Sergio Alexander Figueroa (Ana's brother) – Kidney donor
The day Ana told me she was diagnosed with kidney failure I knew I would be the one donating because of the lack of available kidneys. I knew she was going to try to find a living donor; otherwise she'd have a very long wait. It was difficult news for me. I knew I would be the most likely match since I'm her only (biological) brother.
My parents are older and have health issues. When she asked if I'd be willing to test for compatibility I had already decided to do it. The only other person who was tested was her husband, and he was not a match. Then I was tested and was a perfect match, as good a match as you can get. When the results came back we talked about scheduling surgery. It was a short time between the testing and scheduling the surgery.
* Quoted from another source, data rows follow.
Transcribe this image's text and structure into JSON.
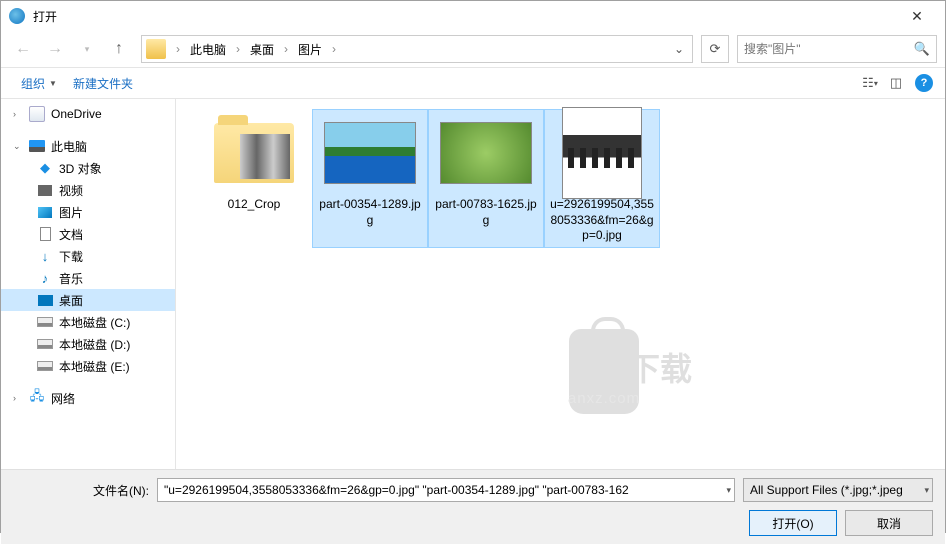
{
  "title": "打开",
  "breadcrumb": {
    "sep": "›",
    "items": [
      "此电脑",
      "桌面",
      "图片"
    ]
  },
  "search": {
    "placeholder": "搜索\"图片\""
  },
  "toolbar": {
    "organize": "组织",
    "newfolder": "新建文件夹"
  },
  "sidebar": {
    "onedrive": "OneDrive",
    "thispc": "此电脑",
    "objects3d": "3D 对象",
    "videos": "视频",
    "pictures": "图片",
    "documents": "文档",
    "downloads": "下载",
    "music": "音乐",
    "desktop": "桌面",
    "driveC": "本地磁盘 (C:)",
    "driveD": "本地磁盘 (D:)",
    "driveE": "本地磁盘 (E:)",
    "network": "网络"
  },
  "files": [
    {
      "name": "012_Crop",
      "type": "folder",
      "selected": false
    },
    {
      "name": "part-00354-1289.jpg",
      "type": "image",
      "selected": true,
      "thumb": "thumb1"
    },
    {
      "name": "part-00783-1625.jpg",
      "type": "image",
      "selected": true,
      "thumb": "thumb2"
    },
    {
      "name": "u=2926199504,3558053336&fm=26&gp=0.jpg",
      "type": "image",
      "selected": true,
      "thumb": "thumb3"
    }
  ],
  "footer": {
    "filename_label": "文件名(N):",
    "filename_value": "\"u=2926199504,3558053336&fm=26&gp=0.jpg\" \"part-00354-1289.jpg\" \"part-00783-162",
    "filetype": "All Support Files (*.jpg;*.jpeg",
    "open": "打开(O)",
    "cancel": "取消"
  },
  "watermark": {
    "t1": "安下载",
    "t2": "anxz.com"
  }
}
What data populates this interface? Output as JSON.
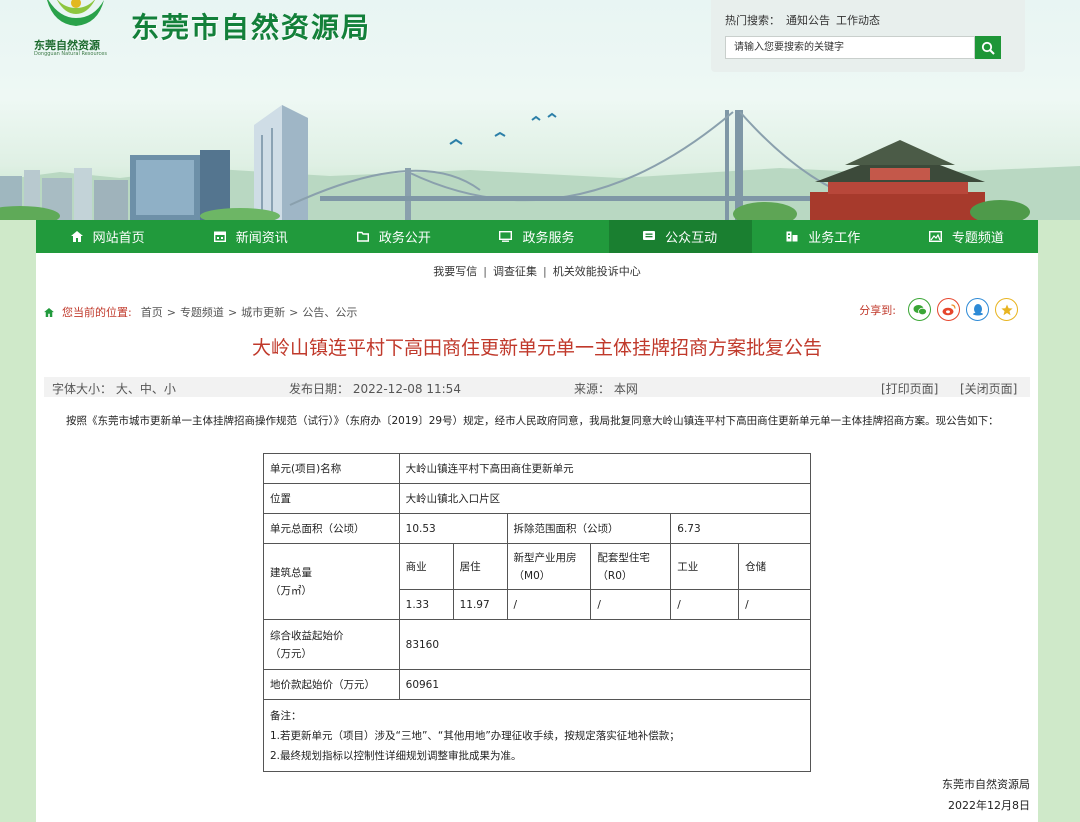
{
  "header": {
    "logo_text": "东莞自然资源",
    "logo_sub": "Dongguan Natural Resources",
    "site_title": "东莞市自然资源局",
    "hot_label": "热门搜索：",
    "hot_keywords": [
      "通知公告",
      "工作动态"
    ],
    "search_placeholder": "请输入您要搜索的关键字"
  },
  "nav": [
    {
      "label": "网站首页",
      "icon": "home-icon"
    },
    {
      "label": "新闻资讯",
      "icon": "calendar-icon"
    },
    {
      "label": "政务公开",
      "icon": "folder-icon"
    },
    {
      "label": "政务服务",
      "icon": "monitor-icon"
    },
    {
      "label": "公众互动",
      "icon": "chat-icon"
    },
    {
      "label": "业务工作",
      "icon": "building-icon"
    },
    {
      "label": "专题频道",
      "icon": "image-icon"
    }
  ],
  "sublinks": [
    "我要写信",
    "调查征集",
    "机关效能投诉中心"
  ],
  "breadcrumb": {
    "label": "您当前的位置:",
    "items": [
      "首页",
      "专题频道",
      "城市更新",
      "公告、公示"
    ]
  },
  "share_label": "分享到:",
  "article": {
    "title": "大岭山镇连平村下高田商住更新单元单一主体挂牌招商方案批复公告",
    "font_size": "字体大小： 大、中、小",
    "date": "发布日期： 2022-12-08 11:54",
    "source": "来源： 本网",
    "print": "[打印页面]",
    "close": "[关闭页面]",
    "body": "按照《东莞市城市更新单一主体挂牌招商操作规范（试行）》（东府办〔2019〕29号）规定，经市人民政府同意，我局批复同意大岭山镇连平村下高田商住更新单元单一主体挂牌招商方案。现公告如下：",
    "sign_org": "东莞市自然资源局",
    "sign_date": "2022年12月8日"
  },
  "table": {
    "unit_name_label": "单元(项目)名称",
    "unit_name": "大岭山镇连平村下高田商住更新单元",
    "location_label": "位置",
    "location": "大岭山镇北入口片区",
    "total_area_label": "单元总面积（公顷）",
    "total_area": "10.53",
    "demolition_area_label": "拆除范围面积（公顷）",
    "demolition_area": "6.73",
    "building_label_1": "建筑总量",
    "building_label_2": "（万㎡）",
    "building_headers": [
      "商业",
      "居住",
      "新型产业用房（M0）",
      "配套型住宅（R0）",
      "工业",
      "仓储"
    ],
    "building_values": [
      "1.33",
      "11.97",
      "/",
      "/",
      "/",
      "/"
    ],
    "income_label_1": "综合收益起始价",
    "income_label_2": "（万元）",
    "income_value": "83160",
    "land_label": "地价款起始价（万元）",
    "land_value": "60961",
    "notes_title": "备注：",
    "notes": [
      "1.若更新单元（项目）涉及“三地”、“其他用地”办理征收手续，按规定落实征地补偿款；",
      "2.最终规划指标以控制性详细规划调整审批成果为准。"
    ]
  }
}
I was involved with the Kidney Foundation for a couple of years before my sister was diagnosed because a friend of mine was on the board. That's why I know about the living donor kidney transplant (a minimally invasive procedure called laparoscopic nephrectomy used to remove a kidney from a donor.)
After the surgery (on January 13, 2006) I was in the hospital for three days. With some help, I was walking the next day and for the few days following the surgery. By the end of the first week I was sufficiently mobile without any assistance but I was still moving a bit slowly. Gradually, by the end of the first week, I was able to begin doing normal activities. I also went off all medications at the end of first week. At the end of the second week I was back to normal -- I was driving, and back to all other normal activities.
I was fortunate to have the laparoscopic procedure because the smaller incision meant a shorter recovery and a quicker return to normal flying status (I'm a pilot). I only had to wait two months after the surgery to get my medical certification from the Medical Center. Normally the wait time for medical certification would have taken four months with the traditional surgery, but with the laparoscopic surgery, the wait time was cut in half. Two months after surgery I went back to work. I got my FAA certification, so now I'm back on normal flying status.
Three months after the surgery I went back to the gym. There have been no side effects. It's as if it never happened to me, and the benefit is I get to see my sister in great shape.
I had a great experience at the University of Maryland Medical Center. Going to a hospital with that tremendous amount of experience [with transplant operations] is reassuring. This is what they do all the time. The doctors are a first-class group, with their level of experience.
It's been four months since the surgery and it's almost as if it didn't happen. I don't think about it. But when I see my sister with her child and see that she doesn't have to worry about her health, I feel good. I had the opportunity to dramatically improve her quality of life and save it. I have no regrets. It's probably the greatest thing I've ever done or will ever do in my life.